Hypnotic, the supernatural thriller starring Ben Affleck that opened on Friday, is Robert Rodriguez’s twenty-first movie. The lifelong Texan is more prolific than almost any of his ’90s indie-film contemporaries—Quentin Tarantino, whose Reservoir Dogs debuted about a year before Rodriguez’s El Mariachi, has only made ten!—and that’s including a five-year hiatus during which he ran his own cable network.
With such a body of work, it’s easy to identify certain elements that make a Robert Rodriguez movie. There’s often a lone avenging badass—El Mariachi, Machete, or Bruce Willis’s Detective Hartigan—wreaking havoc on a gloomy, noir-ish city (frequently in Mexico). There’s often a girl, or maybe a young woman, who’s talented on her own, important to our male protagonist, or both—see Alita: Battle Angel, From Dusk Till Dawn, Planet Terror, Sin City, and the Spy Kids franchise. The action will be exquisitely staged. Rodriguez will use a bunch of directorial tricks to make fifteen cents look like a dollar on screen. The music will be composed by someone whose last name is “Rodriguez,” the script won’t entirely hold together, and there’s a good chance Jeff Fahey will show up at some point. Given all that, Hypnotic is perhaps the most Robert Rodriguez movie of the filmmaker’s entire oeuvre.
The film, which was both shot in Austin (another common attribute of Rodriguez’s work, given that his studio is just up the block from the Mueller H-E-B) and set in the city (a relative rarity), stars Ben Affleck—channeling the divorced-dad/smoking-outside-Dunkin’ energy that he’s offered the paparazzi in recent years to good effect—as a police detective searching for his lost daughter. As he attempts this task, he learns of the existence of a type of person called a “hypnotic,” who has mind-control powers that extend well beyond telepathy. These are folks born with the ability to turn friends into enemies, force four strangers to rob a bank, or, crucially, to turn a random person at a park into a kidnapper. As Affleck’s Detective Rourke realizes that the man responsible for his daughter’s kidnapping (William Fichtner as the villainous Dellrayne) was pulling the strings from afar, he finds an ally in another hypnotic, Diana (Alice Braga). The two end up seeking the government agency that works with hypnotics as part of a journey that takes him from Austin down to Mexico and back, with action set pieces that recall Christopher Nolan and twists that attempt to earn the film’s Hitchcockian title.

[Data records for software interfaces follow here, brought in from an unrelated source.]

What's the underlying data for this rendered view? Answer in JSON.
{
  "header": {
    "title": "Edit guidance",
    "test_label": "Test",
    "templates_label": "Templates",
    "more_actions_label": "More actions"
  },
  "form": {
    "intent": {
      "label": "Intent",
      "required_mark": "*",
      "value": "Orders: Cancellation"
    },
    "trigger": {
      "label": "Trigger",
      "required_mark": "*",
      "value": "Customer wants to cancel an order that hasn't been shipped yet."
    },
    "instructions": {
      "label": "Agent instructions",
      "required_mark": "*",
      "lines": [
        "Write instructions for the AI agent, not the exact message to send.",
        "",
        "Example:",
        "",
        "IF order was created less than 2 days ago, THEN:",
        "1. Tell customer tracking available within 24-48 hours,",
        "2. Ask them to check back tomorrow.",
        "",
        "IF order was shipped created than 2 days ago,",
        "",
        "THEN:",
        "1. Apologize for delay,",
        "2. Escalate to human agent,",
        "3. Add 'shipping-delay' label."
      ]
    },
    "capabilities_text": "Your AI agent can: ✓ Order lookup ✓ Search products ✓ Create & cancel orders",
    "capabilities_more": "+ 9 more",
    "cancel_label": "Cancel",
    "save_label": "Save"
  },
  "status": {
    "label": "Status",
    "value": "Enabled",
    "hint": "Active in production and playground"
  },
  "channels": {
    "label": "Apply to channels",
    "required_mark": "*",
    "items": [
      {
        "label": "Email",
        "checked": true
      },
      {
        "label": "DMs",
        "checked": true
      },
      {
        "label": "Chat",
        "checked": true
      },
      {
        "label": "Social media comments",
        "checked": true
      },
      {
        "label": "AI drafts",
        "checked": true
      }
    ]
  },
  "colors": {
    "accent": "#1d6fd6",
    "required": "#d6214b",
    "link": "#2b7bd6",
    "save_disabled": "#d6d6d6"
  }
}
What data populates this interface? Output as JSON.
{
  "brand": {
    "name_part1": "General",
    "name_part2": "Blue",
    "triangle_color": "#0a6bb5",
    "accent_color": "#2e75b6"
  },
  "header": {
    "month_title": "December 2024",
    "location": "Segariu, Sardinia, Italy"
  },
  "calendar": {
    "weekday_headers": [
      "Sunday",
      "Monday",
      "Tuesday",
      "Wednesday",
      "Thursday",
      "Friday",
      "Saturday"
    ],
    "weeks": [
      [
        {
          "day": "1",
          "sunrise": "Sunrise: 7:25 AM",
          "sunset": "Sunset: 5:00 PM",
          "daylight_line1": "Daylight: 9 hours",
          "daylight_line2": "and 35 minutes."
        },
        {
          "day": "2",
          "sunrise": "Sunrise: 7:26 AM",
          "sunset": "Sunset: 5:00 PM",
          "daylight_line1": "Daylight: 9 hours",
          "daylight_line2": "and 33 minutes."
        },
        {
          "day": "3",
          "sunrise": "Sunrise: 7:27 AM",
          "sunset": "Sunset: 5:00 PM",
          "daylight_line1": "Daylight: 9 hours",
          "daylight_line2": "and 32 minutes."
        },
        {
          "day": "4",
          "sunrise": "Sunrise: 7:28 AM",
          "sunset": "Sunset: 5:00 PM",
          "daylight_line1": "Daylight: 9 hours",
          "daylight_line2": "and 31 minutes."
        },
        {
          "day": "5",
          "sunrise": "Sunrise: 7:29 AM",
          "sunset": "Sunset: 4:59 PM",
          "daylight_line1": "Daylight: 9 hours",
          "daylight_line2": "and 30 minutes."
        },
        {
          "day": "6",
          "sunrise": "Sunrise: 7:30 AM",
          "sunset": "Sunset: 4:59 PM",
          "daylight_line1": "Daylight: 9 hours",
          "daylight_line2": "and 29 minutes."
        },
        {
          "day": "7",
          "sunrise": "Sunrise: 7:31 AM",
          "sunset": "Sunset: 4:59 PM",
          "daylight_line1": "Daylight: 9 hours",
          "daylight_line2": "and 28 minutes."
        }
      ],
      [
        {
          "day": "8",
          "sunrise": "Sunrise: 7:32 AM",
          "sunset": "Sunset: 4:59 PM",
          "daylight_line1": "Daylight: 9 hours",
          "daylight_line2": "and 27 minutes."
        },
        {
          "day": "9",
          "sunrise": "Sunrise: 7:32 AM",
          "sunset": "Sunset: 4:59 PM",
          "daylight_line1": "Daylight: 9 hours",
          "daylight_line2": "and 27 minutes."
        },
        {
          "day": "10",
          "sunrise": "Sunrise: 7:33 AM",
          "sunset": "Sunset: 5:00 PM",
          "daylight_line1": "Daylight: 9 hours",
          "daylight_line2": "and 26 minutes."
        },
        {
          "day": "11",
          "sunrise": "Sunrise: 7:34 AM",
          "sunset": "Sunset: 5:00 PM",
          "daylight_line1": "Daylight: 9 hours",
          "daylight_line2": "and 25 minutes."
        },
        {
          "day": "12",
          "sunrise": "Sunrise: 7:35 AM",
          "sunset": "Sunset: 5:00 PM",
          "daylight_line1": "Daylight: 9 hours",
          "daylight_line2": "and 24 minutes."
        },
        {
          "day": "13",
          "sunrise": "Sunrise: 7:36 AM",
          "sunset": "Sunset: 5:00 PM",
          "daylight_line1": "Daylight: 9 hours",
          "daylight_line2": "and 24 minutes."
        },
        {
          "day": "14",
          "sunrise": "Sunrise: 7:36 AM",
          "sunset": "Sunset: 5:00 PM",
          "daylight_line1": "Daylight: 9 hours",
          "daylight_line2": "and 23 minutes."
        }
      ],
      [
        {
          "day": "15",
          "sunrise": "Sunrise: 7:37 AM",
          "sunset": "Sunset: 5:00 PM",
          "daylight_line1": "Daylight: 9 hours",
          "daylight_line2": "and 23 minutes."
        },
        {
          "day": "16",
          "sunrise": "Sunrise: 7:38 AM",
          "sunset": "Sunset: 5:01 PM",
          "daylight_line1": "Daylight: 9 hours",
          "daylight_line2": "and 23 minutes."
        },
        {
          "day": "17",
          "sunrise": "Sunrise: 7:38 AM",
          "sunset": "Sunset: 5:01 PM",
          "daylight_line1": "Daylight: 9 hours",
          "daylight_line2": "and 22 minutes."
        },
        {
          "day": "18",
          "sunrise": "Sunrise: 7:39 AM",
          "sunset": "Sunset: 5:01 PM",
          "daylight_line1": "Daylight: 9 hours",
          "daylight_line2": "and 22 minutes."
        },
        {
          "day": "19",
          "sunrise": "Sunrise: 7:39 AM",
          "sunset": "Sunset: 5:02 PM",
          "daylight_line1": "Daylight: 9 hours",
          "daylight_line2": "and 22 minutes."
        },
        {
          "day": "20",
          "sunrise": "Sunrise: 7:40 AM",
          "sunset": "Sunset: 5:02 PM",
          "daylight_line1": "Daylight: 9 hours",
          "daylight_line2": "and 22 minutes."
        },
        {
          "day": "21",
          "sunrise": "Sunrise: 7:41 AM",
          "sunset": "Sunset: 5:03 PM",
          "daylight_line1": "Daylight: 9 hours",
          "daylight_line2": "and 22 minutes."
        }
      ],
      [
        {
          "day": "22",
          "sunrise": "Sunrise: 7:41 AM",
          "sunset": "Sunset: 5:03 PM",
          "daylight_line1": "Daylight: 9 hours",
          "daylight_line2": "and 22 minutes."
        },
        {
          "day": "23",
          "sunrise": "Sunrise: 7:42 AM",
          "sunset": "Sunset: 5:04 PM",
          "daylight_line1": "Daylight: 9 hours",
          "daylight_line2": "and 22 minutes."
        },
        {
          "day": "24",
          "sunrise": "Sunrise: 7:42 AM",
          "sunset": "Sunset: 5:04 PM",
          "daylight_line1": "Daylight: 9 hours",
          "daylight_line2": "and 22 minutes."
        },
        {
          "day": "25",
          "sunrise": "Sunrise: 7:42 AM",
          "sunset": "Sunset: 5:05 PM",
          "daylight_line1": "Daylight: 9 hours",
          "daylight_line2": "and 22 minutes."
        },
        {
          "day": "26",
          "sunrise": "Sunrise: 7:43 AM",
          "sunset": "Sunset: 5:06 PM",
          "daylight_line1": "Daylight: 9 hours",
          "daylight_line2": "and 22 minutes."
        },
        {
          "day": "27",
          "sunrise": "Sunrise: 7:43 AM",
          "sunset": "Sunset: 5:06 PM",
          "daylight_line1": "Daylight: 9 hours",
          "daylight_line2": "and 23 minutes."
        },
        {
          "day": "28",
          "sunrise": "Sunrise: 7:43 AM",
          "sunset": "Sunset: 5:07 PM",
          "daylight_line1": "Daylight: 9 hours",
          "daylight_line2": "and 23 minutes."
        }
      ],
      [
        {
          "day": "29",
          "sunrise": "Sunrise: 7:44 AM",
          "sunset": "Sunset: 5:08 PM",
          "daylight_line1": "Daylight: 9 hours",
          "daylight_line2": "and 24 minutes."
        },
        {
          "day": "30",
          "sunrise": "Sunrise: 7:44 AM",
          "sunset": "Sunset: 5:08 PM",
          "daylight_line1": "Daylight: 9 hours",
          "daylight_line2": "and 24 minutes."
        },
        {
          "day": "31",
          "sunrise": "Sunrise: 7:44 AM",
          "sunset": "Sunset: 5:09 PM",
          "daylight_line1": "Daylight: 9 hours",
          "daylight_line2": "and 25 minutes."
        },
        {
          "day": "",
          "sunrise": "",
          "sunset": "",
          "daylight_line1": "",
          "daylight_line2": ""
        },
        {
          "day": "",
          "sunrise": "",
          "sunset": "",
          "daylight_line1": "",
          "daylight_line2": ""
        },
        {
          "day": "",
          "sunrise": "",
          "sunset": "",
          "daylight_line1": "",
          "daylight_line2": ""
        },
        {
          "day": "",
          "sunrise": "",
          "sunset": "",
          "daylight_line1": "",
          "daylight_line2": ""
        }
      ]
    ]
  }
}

The film is also vintage Rodriguez in that many of its plot points seem downright convoluted. Dellrayne’s motive for the kidnapping is paper-thin, his plan to rob banks to steal from safety deposit boxes that he himself opened seems pointless, and all the American officials that Rourke and Diana need to find somehow live in the same city in Mexico. All of this makes little sense, but because of the twists in the film’s third act, Rodriguez recontextualizes what looks like sloppy storytelling into an integral part of the film’s narrative. This time, there’s a reason for all of those apparent plot holes—a classic bit of cinematic misdirection that makes Hypnotic more clever than the bad movie it appears to be for its first hour.
Finding ways to turn shortcomings into assets has always been one of Rodriguez’s defining features as a filmmaker. He shot El Mariachi on an initial budget of $7,000, so he made it look like he had access to crane shots by standing on a ladder, or like he had multiple cameras by filming snippets of the same scene from different angles. He helped pioneer digital filmmaking by building a huge green screen at his Troublemaker Studios to keep costs down. He gets access to bigger stars by offering them a chill, creative environment on sets that he often controls every detail of. (When actors aren’t filming, he sets up easels at the studio and offers the opportunity to paint, to keep the creativity flowing.)
With Hypnotic, he turns another one of his weaknesses into a strength. This time, it’s the fact that he’s often enamored of scenes and setpieces that don’t fit naturally into a cohesive narrative. There’s a reason Dellrayne is raiding those safety deposit boxes, and leading all of those cars outside the federal courthouse downtown to explode, even if it’s not clear at first (or second) glance. Turning narrative incoherence into a clue to the larger plot is the sort of creative problem-solving that made Rodriguez a star filmmaker in the first place, and audiences that don’t assume they’re smarter than the film will be rewarded for it. Hypnotic’s not a perfect movie, but it’s maybe the perfect example of a Robert Rodriguez movie—scrappy, weird, clever, with action sequences that are staged better than films with budgets three times its size. There’s a reason for his longevity as a filmmaker, and it’s on full display in Hypnotic.